Data for processing |
+++

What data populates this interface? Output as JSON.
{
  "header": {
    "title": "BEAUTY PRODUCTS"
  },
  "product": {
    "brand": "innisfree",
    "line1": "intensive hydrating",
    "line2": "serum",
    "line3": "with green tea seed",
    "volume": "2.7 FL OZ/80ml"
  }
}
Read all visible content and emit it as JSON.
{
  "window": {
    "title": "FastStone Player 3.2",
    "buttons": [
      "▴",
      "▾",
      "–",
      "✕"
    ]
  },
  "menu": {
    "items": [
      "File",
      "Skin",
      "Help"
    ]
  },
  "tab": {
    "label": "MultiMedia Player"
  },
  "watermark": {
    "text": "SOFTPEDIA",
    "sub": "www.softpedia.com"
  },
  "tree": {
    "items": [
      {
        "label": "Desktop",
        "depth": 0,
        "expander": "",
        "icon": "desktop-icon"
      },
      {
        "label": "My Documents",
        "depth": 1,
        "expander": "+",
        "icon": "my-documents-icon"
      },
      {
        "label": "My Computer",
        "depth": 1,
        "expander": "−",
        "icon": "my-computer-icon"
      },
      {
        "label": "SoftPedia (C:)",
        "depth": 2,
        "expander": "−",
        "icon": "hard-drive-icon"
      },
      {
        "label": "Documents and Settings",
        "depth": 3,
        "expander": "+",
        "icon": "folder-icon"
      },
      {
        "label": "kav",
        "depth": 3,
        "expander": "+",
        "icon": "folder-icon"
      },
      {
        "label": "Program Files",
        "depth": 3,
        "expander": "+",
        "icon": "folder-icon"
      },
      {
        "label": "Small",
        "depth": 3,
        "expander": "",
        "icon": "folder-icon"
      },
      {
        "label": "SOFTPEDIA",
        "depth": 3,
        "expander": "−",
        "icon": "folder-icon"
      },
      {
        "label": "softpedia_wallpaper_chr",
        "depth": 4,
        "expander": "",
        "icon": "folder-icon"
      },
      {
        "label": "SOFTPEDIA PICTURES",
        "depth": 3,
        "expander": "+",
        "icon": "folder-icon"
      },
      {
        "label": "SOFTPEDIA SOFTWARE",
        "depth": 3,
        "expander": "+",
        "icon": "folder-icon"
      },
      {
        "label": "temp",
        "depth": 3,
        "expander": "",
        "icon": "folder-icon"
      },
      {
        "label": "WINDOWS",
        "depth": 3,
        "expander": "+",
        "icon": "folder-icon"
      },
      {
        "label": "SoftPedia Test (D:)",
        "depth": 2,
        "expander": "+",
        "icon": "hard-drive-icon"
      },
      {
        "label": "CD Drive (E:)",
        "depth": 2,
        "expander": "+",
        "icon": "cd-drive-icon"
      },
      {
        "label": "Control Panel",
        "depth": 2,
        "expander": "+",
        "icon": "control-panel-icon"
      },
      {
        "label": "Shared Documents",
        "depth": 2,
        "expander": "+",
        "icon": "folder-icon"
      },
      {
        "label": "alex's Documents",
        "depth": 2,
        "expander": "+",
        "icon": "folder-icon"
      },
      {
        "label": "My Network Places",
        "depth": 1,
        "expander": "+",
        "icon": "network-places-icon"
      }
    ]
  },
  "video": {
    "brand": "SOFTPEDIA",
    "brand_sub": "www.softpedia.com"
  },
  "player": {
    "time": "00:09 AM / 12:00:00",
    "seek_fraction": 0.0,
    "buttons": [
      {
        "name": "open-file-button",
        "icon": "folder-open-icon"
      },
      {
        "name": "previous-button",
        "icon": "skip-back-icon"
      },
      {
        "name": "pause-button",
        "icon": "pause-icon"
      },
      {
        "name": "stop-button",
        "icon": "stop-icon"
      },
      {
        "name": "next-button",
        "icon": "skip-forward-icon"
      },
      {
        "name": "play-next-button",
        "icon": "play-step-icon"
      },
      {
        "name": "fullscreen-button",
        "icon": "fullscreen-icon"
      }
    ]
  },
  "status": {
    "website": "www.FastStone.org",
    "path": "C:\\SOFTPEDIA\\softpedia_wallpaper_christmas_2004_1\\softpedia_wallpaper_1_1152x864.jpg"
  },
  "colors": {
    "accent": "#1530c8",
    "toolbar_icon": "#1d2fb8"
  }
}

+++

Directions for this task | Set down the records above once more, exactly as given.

Answer to the exercise |
What data populates this interface? Output as JSON.
{
  "header": {
    "title": "BEAUTY PRODUCTS"
  },
  "product": {
    "brand": "innisfree",
    "line1": "intensive hydrating",
    "line2": "serum",
    "line3": "with green tea seed",
    "volume": "2.7 FL OZ/80ml"
  }
}
Read all visible content and emit it as JSON.
{
  "window": {
    "title": "FastStone Player 3.2",
    "buttons": [
      "▴",
      "▾",
      "–",
      "✕"
    ]
  },
  "menu": {
    "items": [
      "File",
      "Skin",
      "Help"
    ]
  },
  "tab": {
    "label": "MultiMedia Player"
  },
  "watermark": {
    "text": "SOFTPEDIA",
    "sub": "www.softpedia.com"
  },
  "tree": {
    "items": [
      {
        "label": "Desktop",
        "depth": 0,
        "expander": "",
        "icon": "desktop-icon"
      },
      {
        "label": "My Documents",
        "depth": 1,
        "expander": "+",
        "icon": "my-documents-icon"
      },
      {
        "label": "My Computer",
        "depth": 1,
        "expander": "−",
        "icon": "my-computer-icon"
      },
      {
        "label": "SoftPedia (C:)",
        "depth": 2,
        "expander": "−",
        "icon": "hard-drive-icon"
      },
      {
        "label": "Documents and Settings",
        "depth": 3,
        "expander": "+",
        "icon": "folder-icon"
      },
      {
        "label": "kav",
        "depth": 3,
        "expander": "+",
        "icon": "folder-icon"
      },
      {
        "label": "Program Files",
        "depth": 3,
        "expander": "+",
        "icon": "folder-icon"
      },
      {
        "label": "Small",
        "depth": 3,
        "expander": "",
        "icon": "folder-icon"
      },
      {
        "label": "SOFTPEDIA",
        "depth": 3,
        "expander": "−",
        "icon": "folder-icon"
      },
      {
        "label": "softpedia_wallpaper_chr",
        "depth": 4,
        "expander": "",
        "icon": "folder-icon"
      },
      {
        "label": "SOFTPEDIA PICTURES",
        "depth": 3,
        "expander": "+",
        "icon": "folder-icon"
      },
      {
        "label": "SOFTPEDIA SOFTWARE",
        "depth": 3,
        "expander": "+",
        "icon": "folder-icon"
      },
      {
        "label": "temp",
        "depth": 3,
        "expander": "",
        "icon": "folder-icon"
      },
      {
        "label": "WINDOWS",
        "depth": 3,
        "expander": "+",
        "icon": "folder-icon"
      },
      {
        "label": "SoftPedia Test (D:)",
        "depth": 2,
        "expander": "+",
        "icon": "hard-drive-icon"
      },
      {
        "label": "CD Drive (E:)",
        "depth": 2,
        "expander": "+",
        "icon": "cd-drive-icon"
      },
      {
        "label": "Control Panel",
        "depth": 2,
        "expander": "+",
        "icon": "control-panel-icon"
      },
      {
        "label": "Shared Documents",
        "depth": 2,
        "expander": "+",
        "icon": "folder-icon"
      },
      {
        "label": "alex's Documents",
        "depth": 2,
        "expander": "+",
        "icon": "folder-icon"
      },
      {
        "label": "My Network Places",
        "depth": 1,
        "expander": "+",
        "icon": "network-places-icon"
      }
    ]
  },
  "video": {
    "brand": "SOFTPEDIA",
    "brand_sub": "www.softpedia.com"
  },
  "player": {
    "time": "00:09 AM / 12:00:00",
    "seek_fraction": 0.0,
    "buttons": [
      {
        "name": "open-file-button",
        "icon": "folder-open-icon"
      },
      {
        "name": "previous-button",
        "icon": "skip-back-icon"
      },
      {
        "name": "pause-button",
        "icon": "pause-icon"
      },
      {
        "name": "stop-button",
        "icon": "stop-icon"
      },
      {
        "name": "next-button",
        "icon": "skip-forward-icon"
      },
      {
        "name": "play-next-button",
        "icon": "play-step-icon"
      },
      {
        "name": "fullscreen-button",
        "icon": "fullscreen-icon"
      }
    ]
  },
  "status": {
    "website": "www.FastStone.org",
    "path": "C:\\SOFTPEDIA\\softpedia_wallpaper_christmas_2004_1\\softpedia_wallpaper_1_1152x864.jpg"
  },
  "colors": {
    "accent": "#1530c8",
    "toolbar_icon": "#1d2fb8"
  }
}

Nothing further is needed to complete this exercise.